--- Directions for this task ---
Match on the string "icon" in the entries below and return every matching line.

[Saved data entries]
--------------------------------------------------

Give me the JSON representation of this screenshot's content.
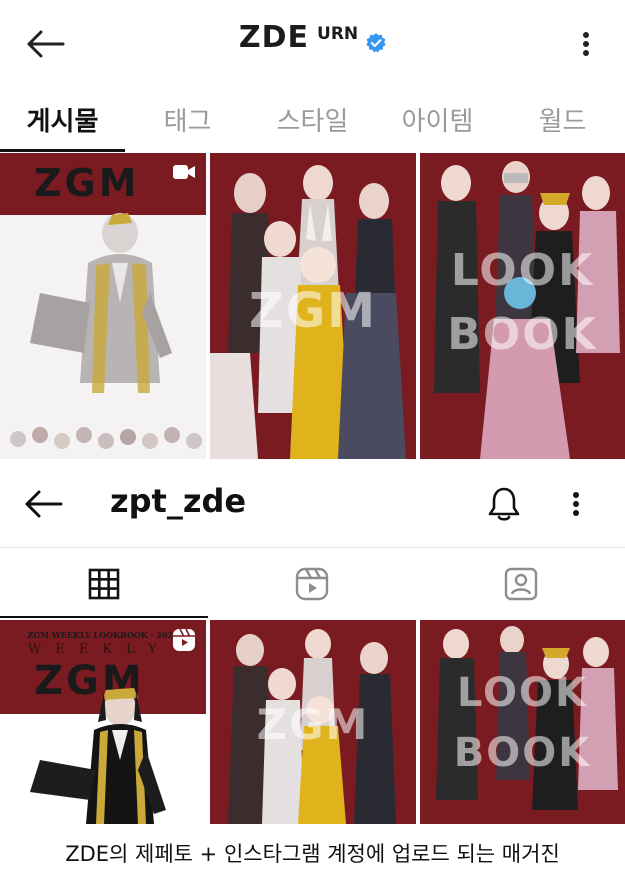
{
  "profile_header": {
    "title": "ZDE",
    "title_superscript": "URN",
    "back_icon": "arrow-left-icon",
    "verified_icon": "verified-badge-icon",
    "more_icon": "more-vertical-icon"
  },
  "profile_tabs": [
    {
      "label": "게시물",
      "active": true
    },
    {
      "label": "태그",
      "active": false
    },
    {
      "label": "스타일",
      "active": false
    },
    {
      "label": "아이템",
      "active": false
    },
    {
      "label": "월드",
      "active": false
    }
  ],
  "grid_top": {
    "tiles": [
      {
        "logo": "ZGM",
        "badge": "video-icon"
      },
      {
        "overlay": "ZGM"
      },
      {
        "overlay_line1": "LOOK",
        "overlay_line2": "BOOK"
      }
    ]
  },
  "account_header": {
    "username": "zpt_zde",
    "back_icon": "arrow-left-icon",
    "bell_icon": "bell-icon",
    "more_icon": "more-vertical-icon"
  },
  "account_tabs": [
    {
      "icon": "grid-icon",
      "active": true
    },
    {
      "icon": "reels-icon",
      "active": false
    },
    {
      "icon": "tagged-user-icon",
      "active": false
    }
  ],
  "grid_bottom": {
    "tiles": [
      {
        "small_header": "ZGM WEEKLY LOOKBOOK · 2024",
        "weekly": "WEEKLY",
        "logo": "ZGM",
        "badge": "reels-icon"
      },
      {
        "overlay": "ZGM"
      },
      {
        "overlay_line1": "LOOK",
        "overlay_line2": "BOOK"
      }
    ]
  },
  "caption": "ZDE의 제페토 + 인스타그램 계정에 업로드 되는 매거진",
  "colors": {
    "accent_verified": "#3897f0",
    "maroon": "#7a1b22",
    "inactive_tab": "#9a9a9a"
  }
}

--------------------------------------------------

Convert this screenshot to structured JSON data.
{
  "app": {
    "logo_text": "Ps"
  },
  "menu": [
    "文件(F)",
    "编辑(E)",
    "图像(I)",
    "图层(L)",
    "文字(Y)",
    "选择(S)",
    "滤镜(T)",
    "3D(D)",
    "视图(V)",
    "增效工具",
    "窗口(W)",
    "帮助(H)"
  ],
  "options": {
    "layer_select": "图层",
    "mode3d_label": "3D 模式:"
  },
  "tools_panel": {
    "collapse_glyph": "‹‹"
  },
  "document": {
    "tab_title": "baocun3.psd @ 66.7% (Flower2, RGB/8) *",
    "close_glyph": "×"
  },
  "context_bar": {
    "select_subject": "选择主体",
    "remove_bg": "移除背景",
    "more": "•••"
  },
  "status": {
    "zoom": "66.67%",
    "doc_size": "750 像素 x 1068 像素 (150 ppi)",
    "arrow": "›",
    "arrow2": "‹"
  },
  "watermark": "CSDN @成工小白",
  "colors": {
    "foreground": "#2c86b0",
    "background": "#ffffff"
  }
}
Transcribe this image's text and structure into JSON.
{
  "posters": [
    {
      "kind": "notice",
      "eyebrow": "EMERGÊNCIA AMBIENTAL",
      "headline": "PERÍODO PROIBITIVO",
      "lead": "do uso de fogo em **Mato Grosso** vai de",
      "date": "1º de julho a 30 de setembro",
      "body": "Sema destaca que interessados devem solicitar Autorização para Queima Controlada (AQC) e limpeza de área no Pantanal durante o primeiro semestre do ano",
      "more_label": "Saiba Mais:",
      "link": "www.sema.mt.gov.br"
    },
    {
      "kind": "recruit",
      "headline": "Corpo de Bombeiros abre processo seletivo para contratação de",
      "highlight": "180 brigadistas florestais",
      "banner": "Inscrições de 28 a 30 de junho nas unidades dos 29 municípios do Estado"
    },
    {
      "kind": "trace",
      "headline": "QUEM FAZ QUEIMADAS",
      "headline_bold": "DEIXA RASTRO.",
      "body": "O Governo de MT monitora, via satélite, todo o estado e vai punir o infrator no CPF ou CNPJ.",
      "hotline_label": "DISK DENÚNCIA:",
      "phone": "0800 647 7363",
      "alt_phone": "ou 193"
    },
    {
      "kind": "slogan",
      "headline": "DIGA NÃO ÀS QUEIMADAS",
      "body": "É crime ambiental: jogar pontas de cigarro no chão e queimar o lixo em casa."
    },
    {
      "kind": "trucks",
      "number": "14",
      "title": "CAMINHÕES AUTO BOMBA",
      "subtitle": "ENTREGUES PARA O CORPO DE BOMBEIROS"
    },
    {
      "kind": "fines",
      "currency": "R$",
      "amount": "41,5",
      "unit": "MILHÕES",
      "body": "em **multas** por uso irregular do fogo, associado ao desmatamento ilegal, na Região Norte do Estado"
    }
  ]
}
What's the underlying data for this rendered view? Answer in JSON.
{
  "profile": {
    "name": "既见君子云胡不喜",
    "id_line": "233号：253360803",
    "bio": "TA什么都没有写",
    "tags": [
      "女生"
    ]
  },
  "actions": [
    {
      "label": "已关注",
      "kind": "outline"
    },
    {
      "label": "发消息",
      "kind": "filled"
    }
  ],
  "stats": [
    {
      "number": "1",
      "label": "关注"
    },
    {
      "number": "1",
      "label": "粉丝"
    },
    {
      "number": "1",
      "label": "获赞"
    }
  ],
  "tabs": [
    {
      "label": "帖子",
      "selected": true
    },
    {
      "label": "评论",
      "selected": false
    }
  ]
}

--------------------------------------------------

--- Task answer ---
    "back_icon": "arrow-left-icon",
    "verified_icon": "verified-badge-icon",
    "more_icon": "more-vertical-icon"
        "badge": "video-icon"
    "back_icon": "arrow-left-icon",
    "bell_icon": "bell-icon",
    "more_icon": "more-vertical-icon"
      "icon": "grid-icon",
      "icon": "reels-icon",
      "icon": "tagged-user-icon",
        "badge": "reels-icon"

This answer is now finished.